WHAT TO PRODUCE:
How many lines of the data contain the string "uipath"? Write the number and nothing more.

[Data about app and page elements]

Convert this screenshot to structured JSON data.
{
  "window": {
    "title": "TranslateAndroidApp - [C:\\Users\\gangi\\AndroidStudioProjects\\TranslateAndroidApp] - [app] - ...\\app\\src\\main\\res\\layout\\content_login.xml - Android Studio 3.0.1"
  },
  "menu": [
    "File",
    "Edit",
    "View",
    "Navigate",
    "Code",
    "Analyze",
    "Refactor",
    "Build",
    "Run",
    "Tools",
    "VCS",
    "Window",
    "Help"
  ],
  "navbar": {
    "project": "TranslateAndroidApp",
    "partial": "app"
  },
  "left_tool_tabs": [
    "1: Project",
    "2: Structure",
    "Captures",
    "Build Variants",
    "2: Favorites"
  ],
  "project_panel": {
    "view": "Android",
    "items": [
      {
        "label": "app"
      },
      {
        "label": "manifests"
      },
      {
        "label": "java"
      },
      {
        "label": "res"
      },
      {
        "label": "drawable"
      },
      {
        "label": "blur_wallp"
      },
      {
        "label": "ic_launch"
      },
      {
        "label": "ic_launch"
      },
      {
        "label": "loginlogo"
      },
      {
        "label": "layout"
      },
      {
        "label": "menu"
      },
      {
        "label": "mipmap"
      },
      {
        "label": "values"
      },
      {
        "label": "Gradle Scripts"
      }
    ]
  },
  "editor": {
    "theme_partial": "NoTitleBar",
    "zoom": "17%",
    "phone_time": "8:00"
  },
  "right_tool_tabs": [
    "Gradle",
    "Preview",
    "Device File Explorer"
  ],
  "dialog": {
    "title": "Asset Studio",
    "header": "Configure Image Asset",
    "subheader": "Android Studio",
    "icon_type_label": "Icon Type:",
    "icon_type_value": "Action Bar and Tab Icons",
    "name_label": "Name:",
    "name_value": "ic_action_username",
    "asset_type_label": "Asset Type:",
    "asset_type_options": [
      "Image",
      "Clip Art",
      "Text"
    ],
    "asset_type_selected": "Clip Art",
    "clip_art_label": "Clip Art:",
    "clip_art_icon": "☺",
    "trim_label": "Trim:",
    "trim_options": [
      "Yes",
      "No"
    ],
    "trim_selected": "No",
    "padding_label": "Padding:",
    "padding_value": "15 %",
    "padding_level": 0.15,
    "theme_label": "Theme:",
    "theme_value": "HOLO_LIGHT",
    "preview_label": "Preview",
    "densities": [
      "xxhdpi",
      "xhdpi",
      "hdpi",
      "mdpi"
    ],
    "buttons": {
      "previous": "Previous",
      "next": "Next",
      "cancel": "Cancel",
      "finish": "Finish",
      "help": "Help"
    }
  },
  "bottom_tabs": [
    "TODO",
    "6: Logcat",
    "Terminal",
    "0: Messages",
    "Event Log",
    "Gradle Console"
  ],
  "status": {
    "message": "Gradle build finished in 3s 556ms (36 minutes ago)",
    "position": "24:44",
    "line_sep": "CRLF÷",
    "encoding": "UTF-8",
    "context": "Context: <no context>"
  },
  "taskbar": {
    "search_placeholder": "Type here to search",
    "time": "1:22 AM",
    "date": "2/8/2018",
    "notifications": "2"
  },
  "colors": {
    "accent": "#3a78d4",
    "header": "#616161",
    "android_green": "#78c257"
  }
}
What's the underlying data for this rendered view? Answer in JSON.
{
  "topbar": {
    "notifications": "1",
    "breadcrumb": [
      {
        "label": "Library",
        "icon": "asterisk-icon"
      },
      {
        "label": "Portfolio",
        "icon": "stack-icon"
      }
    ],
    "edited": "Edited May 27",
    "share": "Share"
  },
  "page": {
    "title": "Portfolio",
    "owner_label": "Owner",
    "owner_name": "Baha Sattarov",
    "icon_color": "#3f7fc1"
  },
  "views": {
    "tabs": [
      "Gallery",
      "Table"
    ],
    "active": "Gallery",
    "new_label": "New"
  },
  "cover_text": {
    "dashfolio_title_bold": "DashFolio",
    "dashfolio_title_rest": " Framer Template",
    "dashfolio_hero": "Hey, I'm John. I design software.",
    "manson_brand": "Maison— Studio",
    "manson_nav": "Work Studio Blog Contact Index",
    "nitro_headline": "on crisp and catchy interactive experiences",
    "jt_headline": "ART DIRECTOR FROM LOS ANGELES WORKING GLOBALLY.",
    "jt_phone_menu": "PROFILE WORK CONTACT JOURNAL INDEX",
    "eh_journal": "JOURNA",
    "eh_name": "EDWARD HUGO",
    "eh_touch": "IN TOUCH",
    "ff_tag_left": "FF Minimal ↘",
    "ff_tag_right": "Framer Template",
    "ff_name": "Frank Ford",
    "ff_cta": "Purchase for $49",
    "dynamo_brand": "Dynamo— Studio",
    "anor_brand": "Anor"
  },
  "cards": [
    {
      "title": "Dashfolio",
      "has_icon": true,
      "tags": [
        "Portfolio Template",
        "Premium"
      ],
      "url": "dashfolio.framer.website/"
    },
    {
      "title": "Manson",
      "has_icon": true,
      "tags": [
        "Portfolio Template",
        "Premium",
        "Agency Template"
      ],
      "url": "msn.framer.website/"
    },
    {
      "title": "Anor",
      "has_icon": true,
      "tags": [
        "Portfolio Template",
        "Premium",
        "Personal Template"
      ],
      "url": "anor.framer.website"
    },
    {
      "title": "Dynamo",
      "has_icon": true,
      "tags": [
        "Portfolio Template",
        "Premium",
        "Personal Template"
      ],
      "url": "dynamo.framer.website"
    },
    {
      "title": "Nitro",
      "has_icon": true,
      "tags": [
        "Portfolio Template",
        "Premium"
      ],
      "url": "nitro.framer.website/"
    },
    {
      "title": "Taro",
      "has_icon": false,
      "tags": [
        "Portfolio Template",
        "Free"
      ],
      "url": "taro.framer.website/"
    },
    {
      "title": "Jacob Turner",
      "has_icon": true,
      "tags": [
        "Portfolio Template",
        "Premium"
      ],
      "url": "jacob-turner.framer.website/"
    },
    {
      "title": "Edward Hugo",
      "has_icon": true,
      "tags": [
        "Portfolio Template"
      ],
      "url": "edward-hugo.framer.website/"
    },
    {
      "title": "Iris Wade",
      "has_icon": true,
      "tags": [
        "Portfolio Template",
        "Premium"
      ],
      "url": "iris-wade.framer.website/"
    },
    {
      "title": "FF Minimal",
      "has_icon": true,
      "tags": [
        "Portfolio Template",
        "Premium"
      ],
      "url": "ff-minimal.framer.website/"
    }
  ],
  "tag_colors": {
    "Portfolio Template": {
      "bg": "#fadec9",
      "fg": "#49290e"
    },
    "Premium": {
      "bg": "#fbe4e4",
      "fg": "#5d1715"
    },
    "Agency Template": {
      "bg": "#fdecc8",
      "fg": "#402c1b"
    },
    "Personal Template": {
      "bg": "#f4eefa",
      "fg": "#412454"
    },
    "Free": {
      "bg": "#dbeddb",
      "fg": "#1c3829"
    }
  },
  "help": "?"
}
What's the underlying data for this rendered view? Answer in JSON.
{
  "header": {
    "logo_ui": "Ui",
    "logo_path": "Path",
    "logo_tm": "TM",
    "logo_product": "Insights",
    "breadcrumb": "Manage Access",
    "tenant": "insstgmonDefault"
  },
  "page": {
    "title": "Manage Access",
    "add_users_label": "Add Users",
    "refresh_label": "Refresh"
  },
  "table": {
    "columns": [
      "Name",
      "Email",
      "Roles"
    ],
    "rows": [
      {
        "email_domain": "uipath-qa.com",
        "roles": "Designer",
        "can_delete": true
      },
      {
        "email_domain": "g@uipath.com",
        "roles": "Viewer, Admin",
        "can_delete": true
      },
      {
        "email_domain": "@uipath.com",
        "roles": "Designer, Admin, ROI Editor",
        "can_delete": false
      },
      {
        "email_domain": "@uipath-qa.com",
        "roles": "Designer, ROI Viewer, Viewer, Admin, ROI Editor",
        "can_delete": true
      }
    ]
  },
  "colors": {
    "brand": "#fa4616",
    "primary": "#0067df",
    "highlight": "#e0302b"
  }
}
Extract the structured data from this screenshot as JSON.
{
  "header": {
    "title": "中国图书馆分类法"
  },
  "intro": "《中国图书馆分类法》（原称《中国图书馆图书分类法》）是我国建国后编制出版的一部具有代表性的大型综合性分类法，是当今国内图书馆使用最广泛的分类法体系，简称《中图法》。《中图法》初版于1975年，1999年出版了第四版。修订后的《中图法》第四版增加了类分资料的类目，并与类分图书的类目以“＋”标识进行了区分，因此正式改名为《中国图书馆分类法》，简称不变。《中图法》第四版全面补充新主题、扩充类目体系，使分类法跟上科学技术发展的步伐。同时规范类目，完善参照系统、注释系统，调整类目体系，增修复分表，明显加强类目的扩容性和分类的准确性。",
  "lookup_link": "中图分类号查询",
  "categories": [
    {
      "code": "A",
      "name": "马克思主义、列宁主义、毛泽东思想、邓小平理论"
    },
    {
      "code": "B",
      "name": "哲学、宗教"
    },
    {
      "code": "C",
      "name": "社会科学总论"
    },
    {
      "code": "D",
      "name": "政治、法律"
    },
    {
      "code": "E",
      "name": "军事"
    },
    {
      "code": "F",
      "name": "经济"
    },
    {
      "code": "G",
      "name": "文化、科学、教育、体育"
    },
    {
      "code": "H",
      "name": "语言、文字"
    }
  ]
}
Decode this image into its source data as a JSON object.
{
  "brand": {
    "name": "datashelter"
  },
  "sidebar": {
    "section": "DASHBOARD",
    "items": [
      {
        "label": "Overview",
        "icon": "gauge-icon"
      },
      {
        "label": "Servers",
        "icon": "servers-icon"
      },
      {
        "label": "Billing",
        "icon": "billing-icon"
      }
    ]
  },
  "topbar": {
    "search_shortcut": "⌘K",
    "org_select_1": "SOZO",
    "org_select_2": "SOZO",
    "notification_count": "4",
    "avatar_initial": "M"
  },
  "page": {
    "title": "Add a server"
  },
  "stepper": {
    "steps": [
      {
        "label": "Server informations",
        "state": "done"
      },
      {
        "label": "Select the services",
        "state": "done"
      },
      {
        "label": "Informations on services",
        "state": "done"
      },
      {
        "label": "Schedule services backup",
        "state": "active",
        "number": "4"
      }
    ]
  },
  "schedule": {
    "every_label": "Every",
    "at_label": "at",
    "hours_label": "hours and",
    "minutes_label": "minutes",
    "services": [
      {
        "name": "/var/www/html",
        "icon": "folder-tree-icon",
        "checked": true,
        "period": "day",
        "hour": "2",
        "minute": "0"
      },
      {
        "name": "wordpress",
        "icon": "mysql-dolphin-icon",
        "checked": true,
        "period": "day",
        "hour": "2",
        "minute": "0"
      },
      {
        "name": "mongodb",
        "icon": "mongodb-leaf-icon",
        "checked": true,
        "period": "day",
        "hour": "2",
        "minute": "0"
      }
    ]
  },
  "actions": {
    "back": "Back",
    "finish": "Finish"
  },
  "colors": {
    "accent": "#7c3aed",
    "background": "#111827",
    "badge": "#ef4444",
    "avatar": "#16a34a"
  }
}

RESULT BELOW:
4